increase in wealth efficiency that results from the removal of global
distortions in prices and which encourages countries to produce
according to their comparative advantage. To quote Ernesto Zedillo, the
WTO is the only instrument that can be used to deliver the global public
good of non-discriminatory multilateral trade. I agree with him, as the
WTO is essentially public in consumption, its benefits should accrue to
The WTO is a small governance system where we already have a few
elements in place: we have a multilateral system that recognizes
different values, including a consensus on the benefits resulting from
market opening, but also other values such as the need to respect
religion or the right to protect the environment and it is now clearly
recognized that non-trade values can supersede trade considerations in

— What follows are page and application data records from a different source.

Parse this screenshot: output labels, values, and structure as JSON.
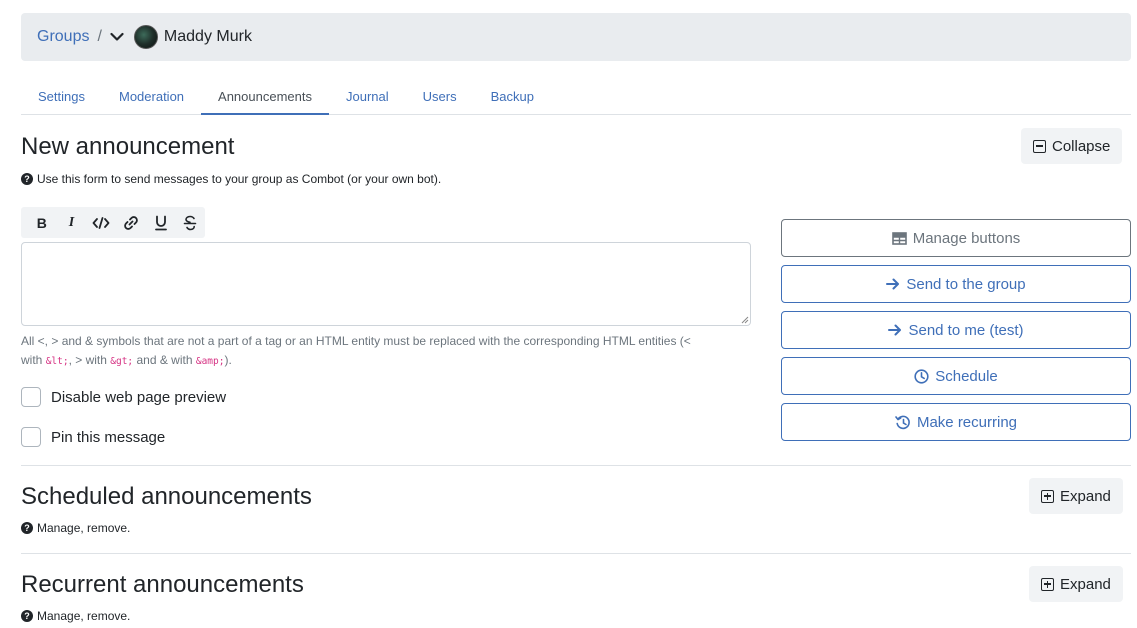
{
  "breadcrumb": {
    "root": "Groups",
    "separator": "/",
    "group_name": "Maddy Murk"
  },
  "tabs": [
    {
      "label": "Settings",
      "active": false
    },
    {
      "label": "Moderation",
      "active": false
    },
    {
      "label": "Announcements",
      "active": true
    },
    {
      "label": "Journal",
      "active": false
    },
    {
      "label": "Users",
      "active": false
    },
    {
      "label": "Backup",
      "active": false
    }
  ],
  "new_announcement": {
    "title": "New announcement",
    "help": "Use this form to send messages to your group as Combot (or your own bot).",
    "collapse_label": "Collapse",
    "format_buttons": [
      "bold",
      "italic",
      "code",
      "link",
      "underline",
      "strikethrough"
    ],
    "editor_value": "",
    "hint_prefix": "All <, > and & symbols that are not a part of a tag or an HTML entity must be replaced with the corresponding HTML entities (<",
    "hint_with1": " with ",
    "hint_lt": "&lt;",
    "hint_mid1": ", > with ",
    "hint_gt": "&gt;",
    "hint_mid2": " and & with ",
    "hint_amp": "&amp;",
    "hint_end": ").",
    "disable_preview_label": "Disable web page preview",
    "pin_label": "Pin this message",
    "buttons": {
      "manage": "Manage buttons",
      "send_group": "Send to the group",
      "send_me": "Send to me (test)",
      "schedule": "Schedule",
      "recurring": "Make recurring"
    }
  },
  "scheduled": {
    "title": "Scheduled announcements",
    "help": "Manage, remove.",
    "expand_label": "Expand"
  },
  "recurrent": {
    "title": "Recurrent announcements",
    "help": "Manage, remove.",
    "expand_label": "Expand"
  },
  "colors": {
    "accent": "#3f6fb8",
    "muted": "#6c757d",
    "breadcrumb_bg": "#e9ecef"
  }
}
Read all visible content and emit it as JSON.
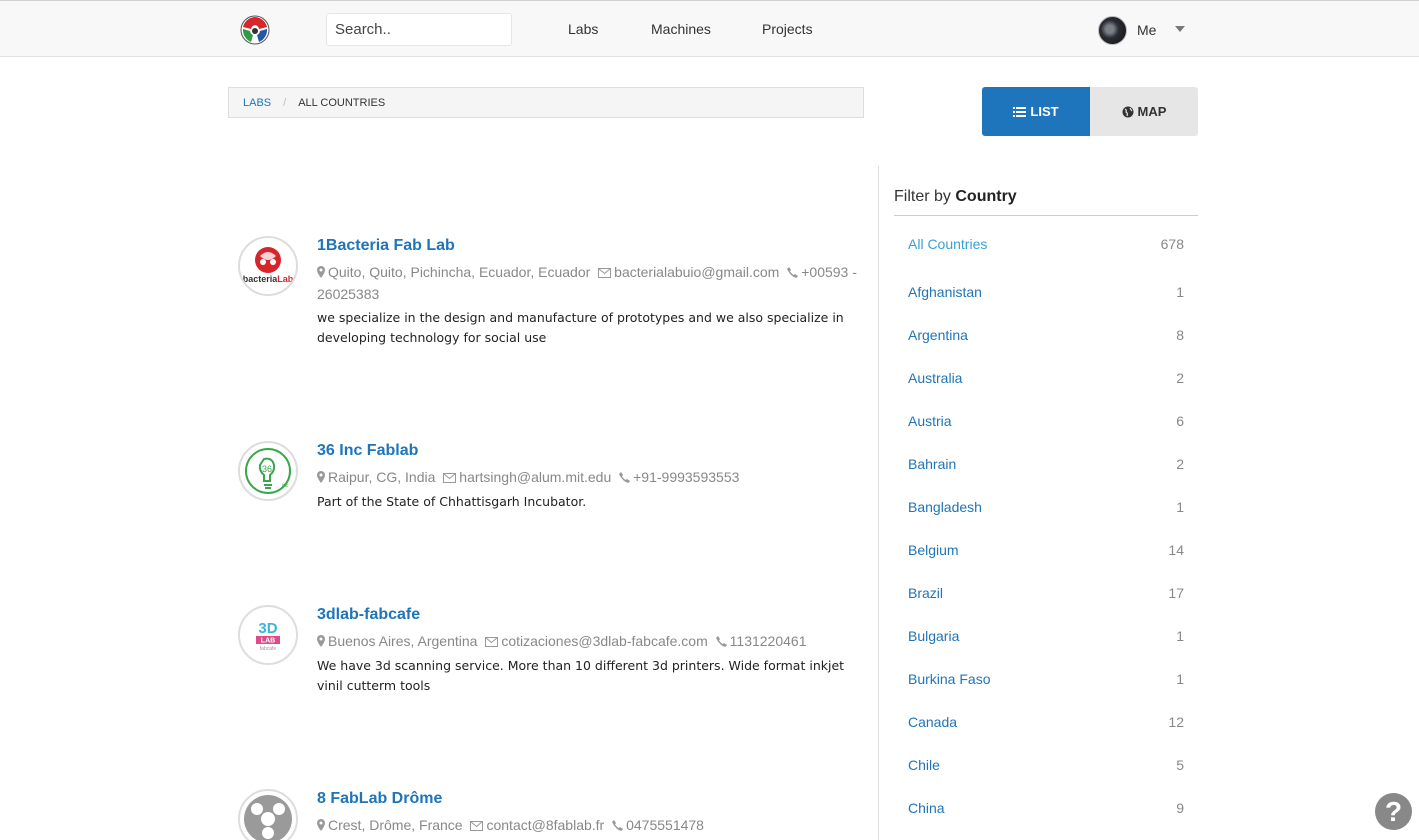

some circumstances. We have a system that is based on state and
government but which has been able to adapt to take into account new
actors on the international scene; and we have a system that has a
powerful mechanism to solve disputes.
But the international trade system and the WTO are far from being
perfect and many things could be improved. For the opening up of markets
to produce real benefits in the everyday lives in the countries
concerned we need rules that provide for a level playing field, that
ensure capacity building, and that enable Members to improve their
But while the opening up of markets stimulated by the WTO has the
potential to produce benefits for many, it also has its costs, whose
distribution is largely beyond the WTO's control.
We cannot ignore the costs of adjustment, particularly for the
developing countries, and the problems that can arise with the opening
up of markets. These adjustments must not be relegated to the future:
they must be an integral part of the opening-up agenda. We must create a
new “Geneva consensus”: a new basis for the opening up of trade that
takes into account the resultant cost of adjustment. Trade opening is
necessary, but it is not sufficient in itself. It also implies
assistance: to help the least-developed countries to build up their
stocks and therefore adequate productive and logistical capacity; to
increase their capacity to negotiate and to implement the commitments
undertaken in the international trading system; and to deal with the
imbalances created between winners and losers from trade opening —
imbalances that are the more dangerous to the more fragile economies,
societies or countries. Building the capacity they need to take
advantage of open markets or helping developing countries to adjust is
now part of our common global agenda.
Part of this challenge falls under the WTO; but the WTO's
core role is trade opening, we lack the institutional capacity to
formulate and lead development strategies. The challenge to humanise
globalization necessarily involves other actors in the international
scene: IMF/WB and the United Nations family.
I remain convinced that the WTO's mandate of opening up markets
represents an essential contribution to the development of so many human
beings on our planet. Favouring sustainable development strategies that
take into consideration the individual and collective interests of all
will contribute to humanising globalization.
Globalization involves international cooperation. We can only succeed if
we want to live together and if we are prepared to work together; we
must invest in international cooperation. This cooperation requires
political will and energy and implies accepting the debate on the
benefits and costs of cooperation.
Taking into account its potential impact on individuals, we need to
politicize globalization — in other words, if we want to mitigate the
impacts of globalization, we need to supplement the logic of market
capitalism efficiency of the WTO with a renewed attention to the
conditions in which that logic could favour development. For this we
need to remember that trade is only a tool to elevate the human
condition; the ultimate impact of our rules on human beings should
always be at the centre of our consideration. We should work first for
human beings and for the well-being of our humanity.
I want to believe that the new “Geneva Consensus” has the potential to
succeed in contributing to the process of humanising globalization and
establishing further justice and equity.